We want to know what went wrong; we want to find the previously hidden trigger that can explain the behavior.
Finding that will make it Bales’ problem, not ours. We won’t need to face the questions, then, about all the other deaths that occurred within acceptable military boundaries. We won’t have to face the fact that as a nation we have been at war now for more than a decade on two fronts, and in neither case did war ever make sense or accomplish its stated mission. We won’t need to understand that we keep paying for the training of youngsters who become conditioned to accept the suspension of rules of civilized society and act in ways we would consider truly horrifying if we allowed ourselves to know.
In that same Times article, Dr. Stephen Xenakis, a psychiatrist and retired brigadier general who also advised the Joint Chiefs of Staff, spoke of Bales as “emblematic of bigger problems: an overstretched military battered by 11 years of combat; failures by the military to properly identify and treat its weary, suffering troops; and the thin line dividing ‘normal’ behavior in war from what later is deemed ‘snapping.’ ”
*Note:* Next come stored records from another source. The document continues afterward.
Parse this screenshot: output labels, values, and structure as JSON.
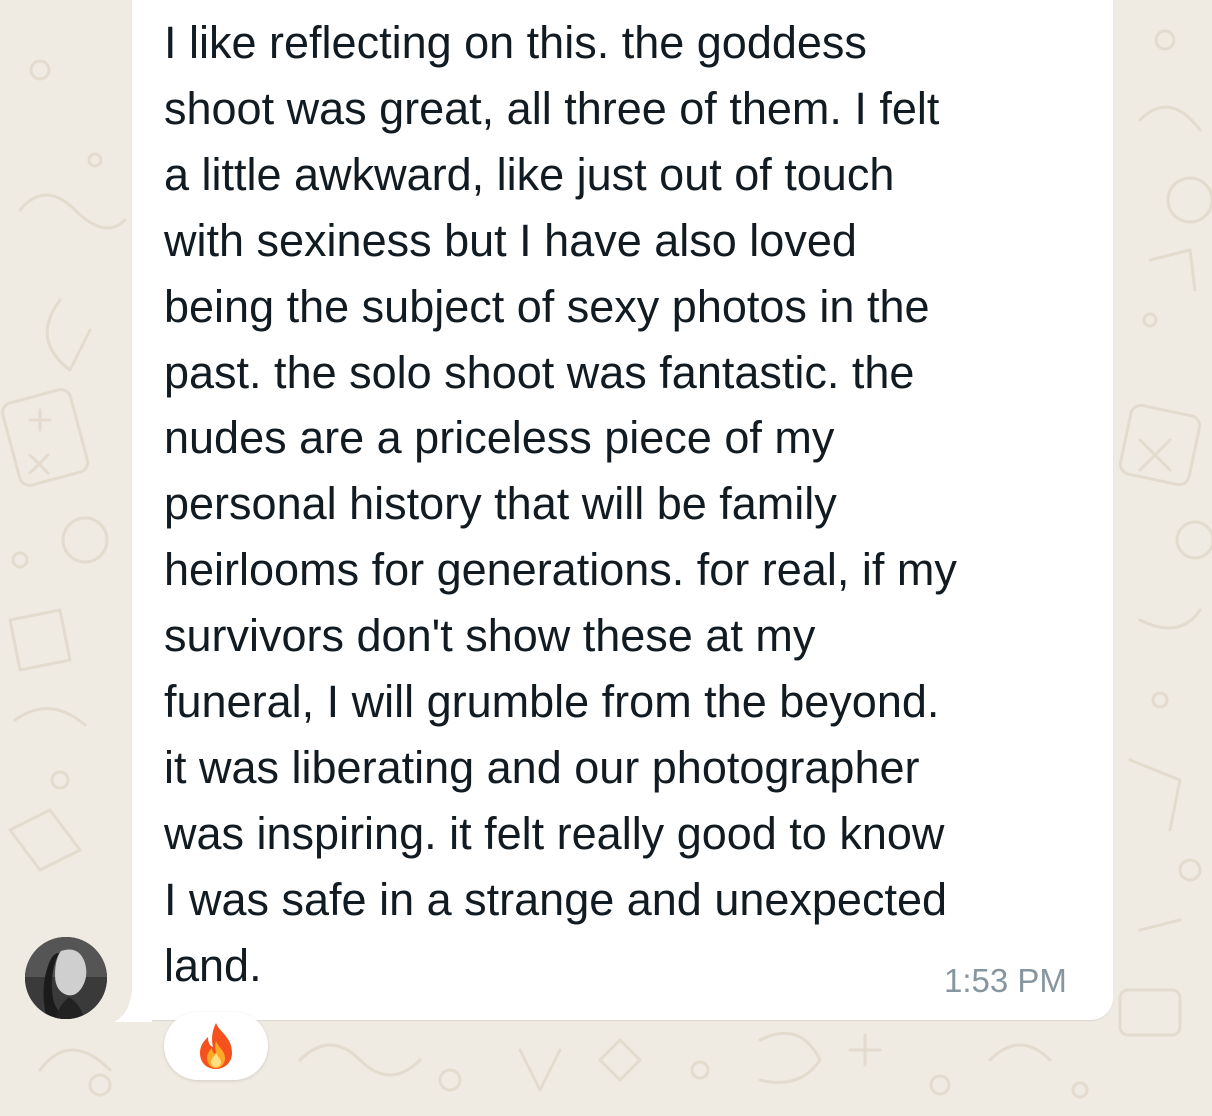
{
  "chat": {
    "message": {
      "text": "I like reflecting on this. the goddess\nshoot was great, all three of them. I felt\na little awkward, like just out of touch\nwith sexiness but I have also loved\nbeing the subject of sexy photos in the\npast. the solo shoot was fantastic. the\nnudes are a priceless piece of my\npersonal history that will be family\nheirlooms for generations. for real, if my\nsurvivors don't show these at my\nfuneral, I will grumble from the beyond.\nit was liberating and our photographer\nwas inspiring. it felt really good to know\nI was safe in a strange and unexpected\nland.",
      "time": "1:53 PM",
      "reaction": "fire"
    },
    "sender": {
      "avatar_icon": "profile-photo"
    }
  },
  "colors": {
    "wallpaper": "#efeae2",
    "bubble": "#ffffff",
    "text": "#111b21",
    "timestamp": "#8696a0"
  }
}
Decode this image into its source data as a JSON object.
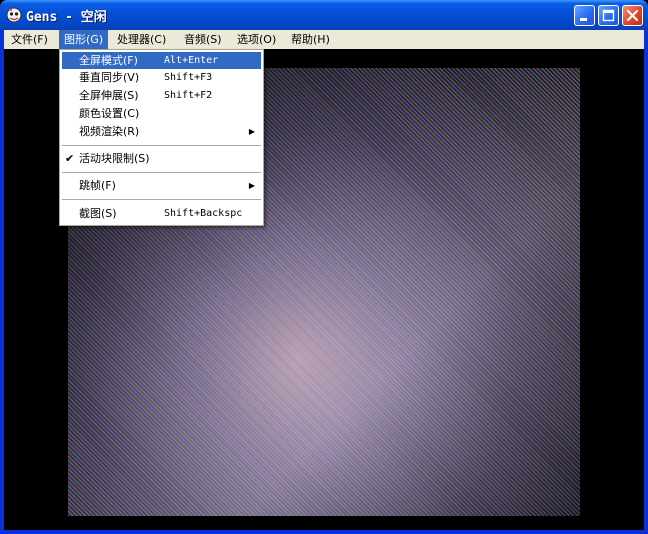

“The Army will want to say that soldiers who commit crimes are rogues, that they are individual, isolated cases. But they are not,” Xenakis said.
Keeping the focus narrowly on Bales merely means we remain blind to the larger reality, allowing ourselves to expand our delusions about war.